Now, for those offenses and downfalls I mentioned. Watching The Big Bang Theory with anything approaching a critical eye revealed a lot about the series I'd been rather willfully ignoring. It has moments of atrocious racism and sexism. The jokes have, after six seasons, started to stale and recycle themselves and the characters are dumbing down in order to set up the new jokes, which don't live up to the old ones anyway. This is a pretty standard set of complaints for a CBS sitcom (hello 2 Broke Girls and How I Met Your Mother). But, this article is not about criticizing The Big Bang Theory. If you're looking for that, just Google the series and you should find plenty on the subject. This is, as promised, a defense of The Big Bang Theory: So here goes. This is why the Golden Globe-nominated series deserves its nod... and your respect.
It's Surprisingly Feminist (Yes!)
While I stand by my assertion that the writing has, on the whole, suffered since Season 1 (at least in terms of pure laughs on the jokes), the series has made leaps and bounds in recent seasons with the addition of two new characters: Bernadette and Amy Farrah Fowler. While Penny, the initial lone lady in the cast, was never able to keep up with the guys intellectually and often came across as the living punchline of a dumb blonde joke, Bernadette and Amy are actually smarter than the guys most of the time. True, they were added to the cast as significant others for the series' inept men, but they've grown a lot from there. In particular, Bernadette might just be one of the most feminist characters on television today. When she and resident would-be playboy Howard get engaged, she puts her foot down about everything from living with his mother to the idea of having children at all. After an argument during which Howard reveals that not having children might be a dealbreaker for him, Bernadette comes up with this incredible compromise (which is even more incredible to hear articulated on CBS):

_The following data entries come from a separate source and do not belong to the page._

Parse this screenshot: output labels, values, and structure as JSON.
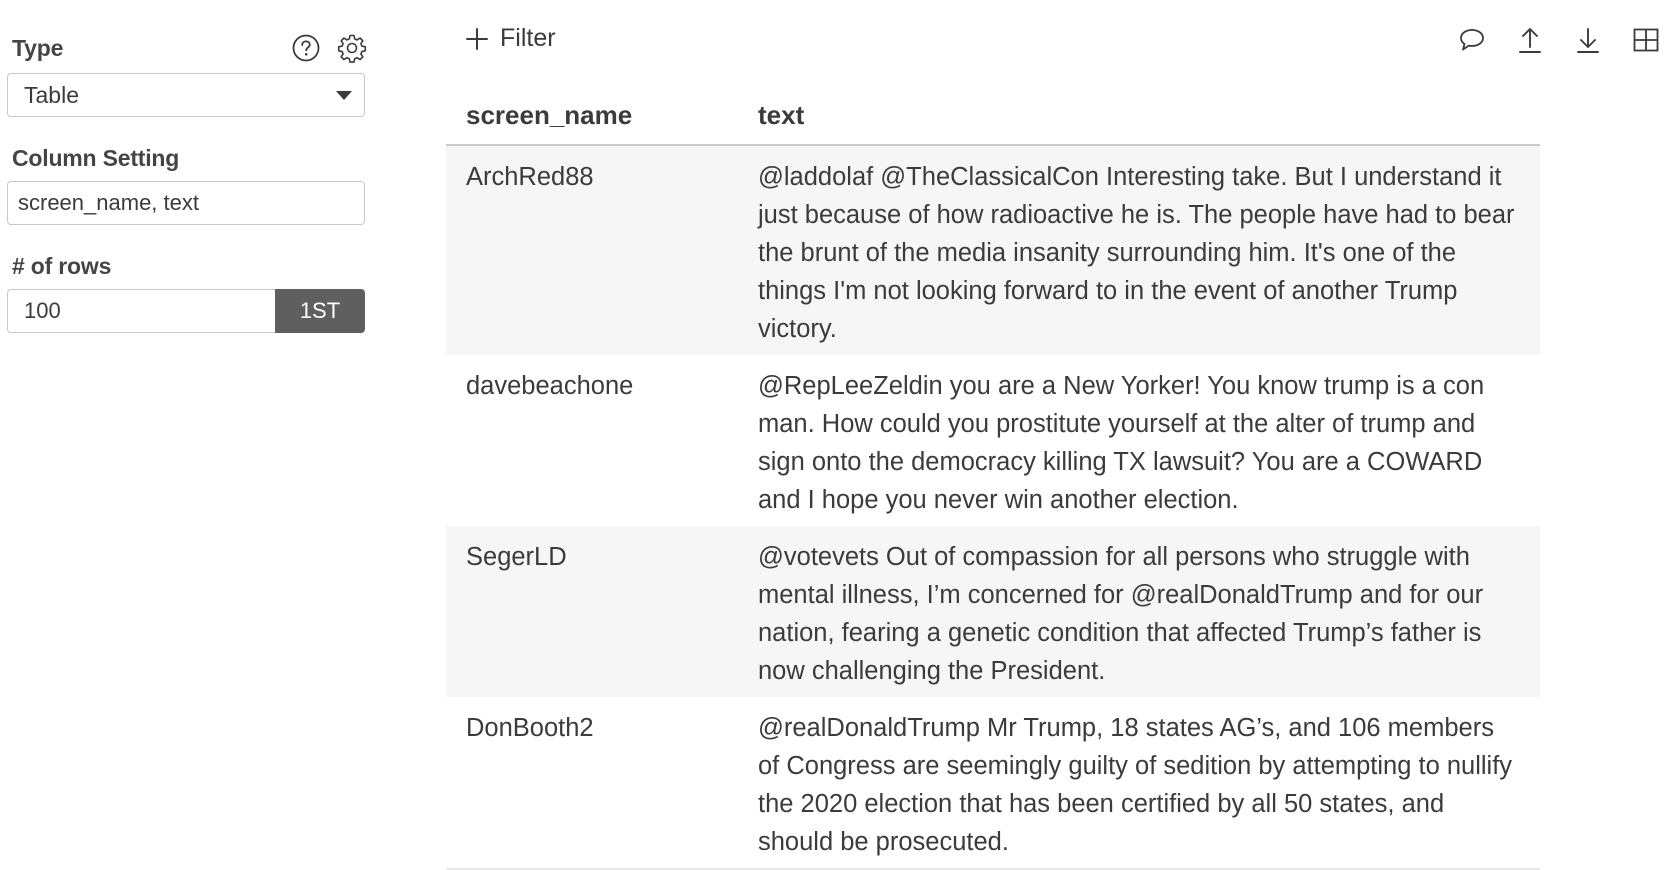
{
  "sidebar": {
    "type_label": "Type",
    "type_value": "Table",
    "column_setting_label": "Column Setting",
    "column_setting_value": "screen_name, text",
    "rows_label": "# of rows",
    "rows_value": "100",
    "rows_button": "1ST"
  },
  "toolbar": {
    "filter_label": "Filter"
  },
  "table": {
    "headers": [
      "screen_name",
      "text"
    ],
    "rows": [
      {
        "screen_name": "ArchRed88",
        "text": "@laddolaf @TheClassicalCon Interesting take. But I understand it just because of how radioactive he is. The people have had to bear the brunt of the media insanity surrounding him. It's one of the things I'm not looking forward to in the event of another Trump victory."
      },
      {
        "screen_name": "davebeachone",
        "text": "@RepLeeZeldin you are a New Yorker! You know trump is a con man. How could you prostitute yourself at the alter of trump and sign onto the democracy killing TX lawsuit? You are a COWARD and I hope you never win another election."
      },
      {
        "screen_name": "SegerLD",
        "text": "@votevets Out of compassion for all persons who struggle with mental illness, I’m concerned for @realDonaldTrump and for our nation, fearing a genetic condition that affected Trump’s father is now challenging the President."
      },
      {
        "screen_name": "DonBooth2",
        "text": "@realDonaldTrump Mr Trump, 18 states AG’s, and 106 members of Congress are seemingly guilty of sedition by attempting to nullify the 2020 election that has been certified by all 50 states, and should be prosecuted."
      }
    ]
  },
  "icons": {
    "help": "help-circle-icon",
    "settings": "gear-icon",
    "filter": "plus-icon",
    "comment": "comment-icon",
    "upload": "upload-icon",
    "download": "download-icon",
    "grid": "grid-icon"
  },
  "colors": {
    "button_bg": "#5f5f5f",
    "row_stripe": "#f6f6f6",
    "text": "#3b3b3b"
  }
}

Try not to love her. I dare you.
It's Surprisingly Realistic
Penny and Leonard have always been The Big Bang Theory's Ross and Rachel. He falls for her in episode one and they try dating only to break up and sometimes kind-of-almost makeup over and over again. It's tiring, but that's the nature of TV love. Unlike Howard and Bernadette or even Sheldon and Amy, Leonard and Penny (Lenny? Can we start calling them that? I'm not a big enough fan to know if that's already a thing) can never just be happily ever after – at least not until the show is nearing the end of its run (which could be soon). One nice thing about the Penny/Leonard relationship, however, is that even in its current on-again state, it's not picturesque. They have problems and they aren't cute non-problems or contrived sitcom problems. They have issues like Penny's inability to say "I love you" and Leonard's nagging (but understandable) insecurities. It makes it all the more rewarding when they overcome some of their issues and grow as characters, just as we grow in our own relationships. Yes, our love life doesn't come complete with a laugh track, but it's easy to identify with Leonard and Penny's courtship.
It's Got Jim Parsons
Say what you will about The Big Bang Theory. Point out its flaws and shortcomings all you like. Pout when Charlie Day doesn't get the recognition he deserves (or insert your favorite underdog here). But Jim Parsons really does own his character and steal every scene that he's in, more than earning his three Emmy wins. Maybe that's my nostalgia and Midwestern non-taste talking, but I'm always game for a classic Sheldon Cooper bazinga. So give Big Bang Theory a chance, and see if you feel the same. I promise you'll warm up to it like it's a soft kitty. And if you don't? Well...